▶ _Task details_
The answer should consist of every line in the material below that has the word "kind".
_____
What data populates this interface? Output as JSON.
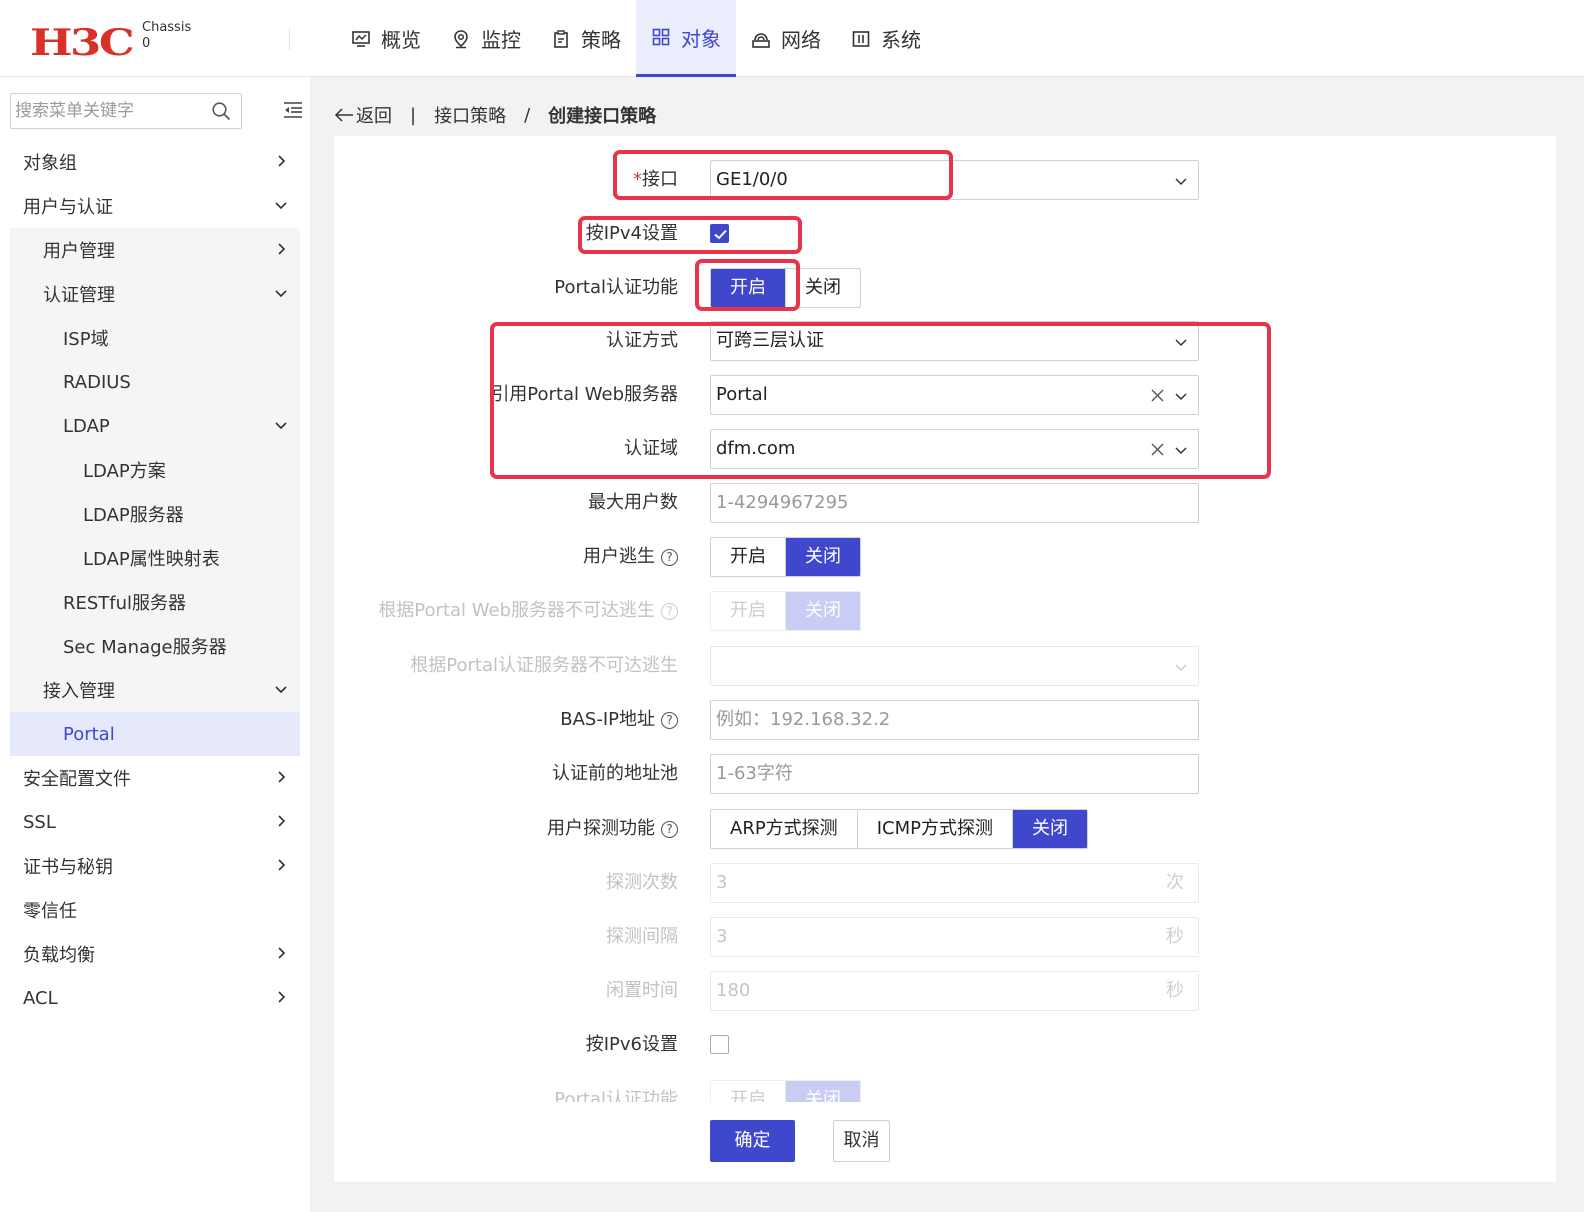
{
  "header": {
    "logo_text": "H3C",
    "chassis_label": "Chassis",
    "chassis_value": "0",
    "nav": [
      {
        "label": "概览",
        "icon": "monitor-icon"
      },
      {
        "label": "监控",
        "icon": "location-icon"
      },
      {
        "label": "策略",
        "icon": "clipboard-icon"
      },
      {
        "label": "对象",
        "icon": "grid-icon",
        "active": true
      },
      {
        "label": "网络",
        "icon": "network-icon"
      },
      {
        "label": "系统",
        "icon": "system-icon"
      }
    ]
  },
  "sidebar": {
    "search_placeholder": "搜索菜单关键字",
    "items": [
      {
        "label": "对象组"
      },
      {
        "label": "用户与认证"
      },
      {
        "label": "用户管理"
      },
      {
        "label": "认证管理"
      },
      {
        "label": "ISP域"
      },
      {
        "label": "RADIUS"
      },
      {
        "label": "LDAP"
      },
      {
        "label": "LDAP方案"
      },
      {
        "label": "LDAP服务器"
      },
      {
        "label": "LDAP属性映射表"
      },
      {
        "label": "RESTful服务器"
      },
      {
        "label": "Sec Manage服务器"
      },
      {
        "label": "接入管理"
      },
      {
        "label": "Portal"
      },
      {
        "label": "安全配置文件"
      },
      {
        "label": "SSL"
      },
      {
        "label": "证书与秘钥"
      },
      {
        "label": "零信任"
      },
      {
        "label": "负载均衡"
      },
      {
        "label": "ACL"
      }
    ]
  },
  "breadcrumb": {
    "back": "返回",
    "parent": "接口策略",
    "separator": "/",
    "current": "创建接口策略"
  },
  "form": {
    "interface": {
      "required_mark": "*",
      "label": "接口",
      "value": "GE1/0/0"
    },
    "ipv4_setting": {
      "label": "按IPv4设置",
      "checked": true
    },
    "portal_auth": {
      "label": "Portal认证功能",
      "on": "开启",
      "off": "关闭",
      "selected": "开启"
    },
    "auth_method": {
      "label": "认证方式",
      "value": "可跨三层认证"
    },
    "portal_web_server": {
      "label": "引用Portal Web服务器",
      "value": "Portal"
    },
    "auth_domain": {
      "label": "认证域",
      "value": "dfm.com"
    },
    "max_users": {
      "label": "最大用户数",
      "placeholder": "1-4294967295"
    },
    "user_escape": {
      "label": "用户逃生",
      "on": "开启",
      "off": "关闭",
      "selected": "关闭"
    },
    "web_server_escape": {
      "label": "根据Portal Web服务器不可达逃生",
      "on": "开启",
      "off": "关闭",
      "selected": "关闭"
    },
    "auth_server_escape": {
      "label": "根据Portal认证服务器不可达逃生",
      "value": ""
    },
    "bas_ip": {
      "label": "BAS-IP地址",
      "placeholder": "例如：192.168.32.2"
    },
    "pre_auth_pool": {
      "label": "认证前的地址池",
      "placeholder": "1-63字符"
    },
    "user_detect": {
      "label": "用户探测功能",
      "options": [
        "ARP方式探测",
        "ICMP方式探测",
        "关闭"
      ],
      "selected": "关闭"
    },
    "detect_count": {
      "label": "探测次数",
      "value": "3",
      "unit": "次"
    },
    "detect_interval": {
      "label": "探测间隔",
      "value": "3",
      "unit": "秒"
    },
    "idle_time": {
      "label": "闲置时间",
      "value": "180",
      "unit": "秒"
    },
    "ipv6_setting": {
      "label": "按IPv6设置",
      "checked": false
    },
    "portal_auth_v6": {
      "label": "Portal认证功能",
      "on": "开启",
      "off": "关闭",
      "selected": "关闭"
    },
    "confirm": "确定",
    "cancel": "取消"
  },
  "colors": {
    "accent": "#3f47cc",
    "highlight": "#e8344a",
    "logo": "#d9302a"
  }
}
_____
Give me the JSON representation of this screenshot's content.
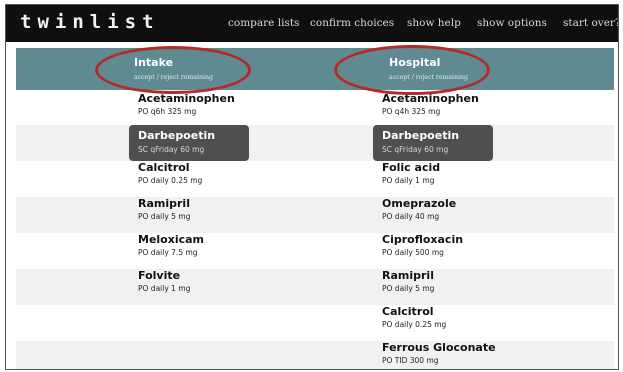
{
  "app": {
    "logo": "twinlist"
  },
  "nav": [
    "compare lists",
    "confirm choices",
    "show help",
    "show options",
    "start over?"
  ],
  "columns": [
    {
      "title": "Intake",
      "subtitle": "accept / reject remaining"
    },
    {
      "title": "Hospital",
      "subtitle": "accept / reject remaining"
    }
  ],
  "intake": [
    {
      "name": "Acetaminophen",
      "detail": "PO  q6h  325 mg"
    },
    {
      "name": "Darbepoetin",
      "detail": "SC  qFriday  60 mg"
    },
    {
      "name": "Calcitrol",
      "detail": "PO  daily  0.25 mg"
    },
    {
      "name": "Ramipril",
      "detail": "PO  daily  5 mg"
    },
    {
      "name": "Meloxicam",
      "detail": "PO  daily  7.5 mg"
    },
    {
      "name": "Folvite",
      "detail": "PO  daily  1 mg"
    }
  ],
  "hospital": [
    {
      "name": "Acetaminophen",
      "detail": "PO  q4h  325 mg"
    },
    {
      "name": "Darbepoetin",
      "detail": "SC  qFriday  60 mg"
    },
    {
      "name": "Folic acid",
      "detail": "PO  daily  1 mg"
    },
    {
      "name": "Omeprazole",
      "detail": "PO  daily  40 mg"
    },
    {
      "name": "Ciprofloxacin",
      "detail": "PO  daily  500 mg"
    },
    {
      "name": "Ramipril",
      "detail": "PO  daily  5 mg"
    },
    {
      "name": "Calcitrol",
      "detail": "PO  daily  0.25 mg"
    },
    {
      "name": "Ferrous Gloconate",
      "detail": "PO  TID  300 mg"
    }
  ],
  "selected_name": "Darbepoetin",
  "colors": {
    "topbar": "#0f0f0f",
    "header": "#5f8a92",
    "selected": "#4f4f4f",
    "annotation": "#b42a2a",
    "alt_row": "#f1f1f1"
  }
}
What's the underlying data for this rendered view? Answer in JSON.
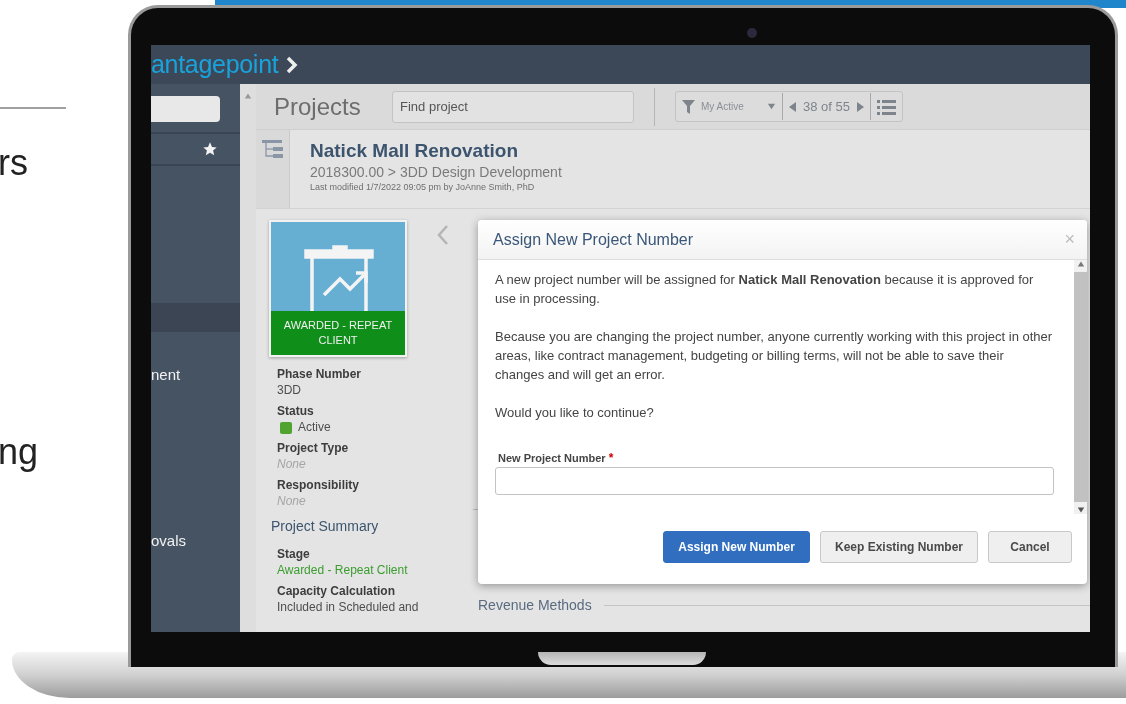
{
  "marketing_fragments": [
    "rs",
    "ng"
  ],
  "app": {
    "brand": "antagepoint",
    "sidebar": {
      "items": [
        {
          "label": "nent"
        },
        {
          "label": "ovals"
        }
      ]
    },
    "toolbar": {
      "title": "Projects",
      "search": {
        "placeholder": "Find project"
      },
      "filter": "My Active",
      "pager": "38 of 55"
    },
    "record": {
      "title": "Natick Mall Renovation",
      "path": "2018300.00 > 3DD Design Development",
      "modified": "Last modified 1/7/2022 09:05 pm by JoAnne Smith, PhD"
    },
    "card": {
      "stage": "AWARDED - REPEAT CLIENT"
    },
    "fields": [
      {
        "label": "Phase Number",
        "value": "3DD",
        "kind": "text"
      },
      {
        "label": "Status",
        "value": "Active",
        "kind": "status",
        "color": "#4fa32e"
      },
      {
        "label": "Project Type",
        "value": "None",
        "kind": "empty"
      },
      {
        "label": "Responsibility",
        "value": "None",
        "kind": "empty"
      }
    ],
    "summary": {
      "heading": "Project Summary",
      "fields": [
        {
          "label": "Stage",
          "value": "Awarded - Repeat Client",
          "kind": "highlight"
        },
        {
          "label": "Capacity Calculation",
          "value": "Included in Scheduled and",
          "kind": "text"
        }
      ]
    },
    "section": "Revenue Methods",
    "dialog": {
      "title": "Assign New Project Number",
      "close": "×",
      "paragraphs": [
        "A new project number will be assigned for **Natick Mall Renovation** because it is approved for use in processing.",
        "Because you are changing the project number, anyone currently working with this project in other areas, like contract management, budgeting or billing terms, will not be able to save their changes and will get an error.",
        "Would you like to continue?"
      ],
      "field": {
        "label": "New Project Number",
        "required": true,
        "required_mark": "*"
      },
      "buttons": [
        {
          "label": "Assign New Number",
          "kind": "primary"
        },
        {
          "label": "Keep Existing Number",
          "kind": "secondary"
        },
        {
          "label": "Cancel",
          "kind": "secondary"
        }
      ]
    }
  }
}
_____
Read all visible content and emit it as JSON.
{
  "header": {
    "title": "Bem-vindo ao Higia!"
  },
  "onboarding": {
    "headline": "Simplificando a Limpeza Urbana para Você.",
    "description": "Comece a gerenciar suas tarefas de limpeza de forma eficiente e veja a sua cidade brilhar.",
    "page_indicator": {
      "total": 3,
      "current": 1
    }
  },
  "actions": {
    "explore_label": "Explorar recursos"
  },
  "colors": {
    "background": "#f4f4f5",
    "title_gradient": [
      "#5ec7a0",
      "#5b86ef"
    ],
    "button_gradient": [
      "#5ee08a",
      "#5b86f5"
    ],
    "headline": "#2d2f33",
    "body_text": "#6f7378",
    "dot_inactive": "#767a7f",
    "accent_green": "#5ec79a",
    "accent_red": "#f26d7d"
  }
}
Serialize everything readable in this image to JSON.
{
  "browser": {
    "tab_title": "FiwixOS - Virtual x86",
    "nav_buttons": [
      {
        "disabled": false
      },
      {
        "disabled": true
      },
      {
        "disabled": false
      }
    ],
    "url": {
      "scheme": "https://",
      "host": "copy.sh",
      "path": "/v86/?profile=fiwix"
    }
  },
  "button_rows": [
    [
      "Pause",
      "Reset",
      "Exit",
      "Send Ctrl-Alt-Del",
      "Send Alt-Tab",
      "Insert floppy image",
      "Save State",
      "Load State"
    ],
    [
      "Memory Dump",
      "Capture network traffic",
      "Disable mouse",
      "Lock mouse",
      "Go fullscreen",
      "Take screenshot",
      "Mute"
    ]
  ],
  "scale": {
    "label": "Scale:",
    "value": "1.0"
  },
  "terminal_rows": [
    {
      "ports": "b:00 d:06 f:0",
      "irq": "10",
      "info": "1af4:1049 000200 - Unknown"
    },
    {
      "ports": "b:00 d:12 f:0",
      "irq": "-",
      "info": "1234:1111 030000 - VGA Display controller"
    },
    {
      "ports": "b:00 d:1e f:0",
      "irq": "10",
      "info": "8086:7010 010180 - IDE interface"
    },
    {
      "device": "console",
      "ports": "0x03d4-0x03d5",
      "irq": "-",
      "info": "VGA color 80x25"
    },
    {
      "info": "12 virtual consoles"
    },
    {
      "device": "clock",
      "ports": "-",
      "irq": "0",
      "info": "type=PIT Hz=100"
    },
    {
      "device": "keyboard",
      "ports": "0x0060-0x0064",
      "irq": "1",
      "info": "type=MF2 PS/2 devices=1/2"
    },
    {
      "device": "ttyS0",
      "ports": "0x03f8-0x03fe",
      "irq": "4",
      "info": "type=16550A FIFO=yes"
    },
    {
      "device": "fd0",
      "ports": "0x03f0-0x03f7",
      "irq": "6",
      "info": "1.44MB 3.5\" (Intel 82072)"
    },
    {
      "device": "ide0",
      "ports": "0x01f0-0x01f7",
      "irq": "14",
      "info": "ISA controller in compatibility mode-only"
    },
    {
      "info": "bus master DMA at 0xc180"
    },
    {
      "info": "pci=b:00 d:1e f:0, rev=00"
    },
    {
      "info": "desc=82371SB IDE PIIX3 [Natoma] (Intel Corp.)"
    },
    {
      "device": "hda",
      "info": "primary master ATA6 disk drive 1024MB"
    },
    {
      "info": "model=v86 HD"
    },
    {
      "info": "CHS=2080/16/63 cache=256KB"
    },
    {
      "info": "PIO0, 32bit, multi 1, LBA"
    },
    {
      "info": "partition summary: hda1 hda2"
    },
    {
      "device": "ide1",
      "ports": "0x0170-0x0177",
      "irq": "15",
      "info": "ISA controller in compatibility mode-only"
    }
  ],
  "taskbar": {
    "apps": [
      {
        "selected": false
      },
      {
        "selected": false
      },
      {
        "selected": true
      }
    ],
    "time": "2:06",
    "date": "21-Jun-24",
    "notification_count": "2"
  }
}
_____
▶ _Response_
        "kind": "text"
        "kind": "status",
        "kind": "empty"
        "kind": "empty"
          "kind": "highlight"
          "kind": "text"
          "kind": "primary"
          "kind": "secondary"
          "kind": "secondary"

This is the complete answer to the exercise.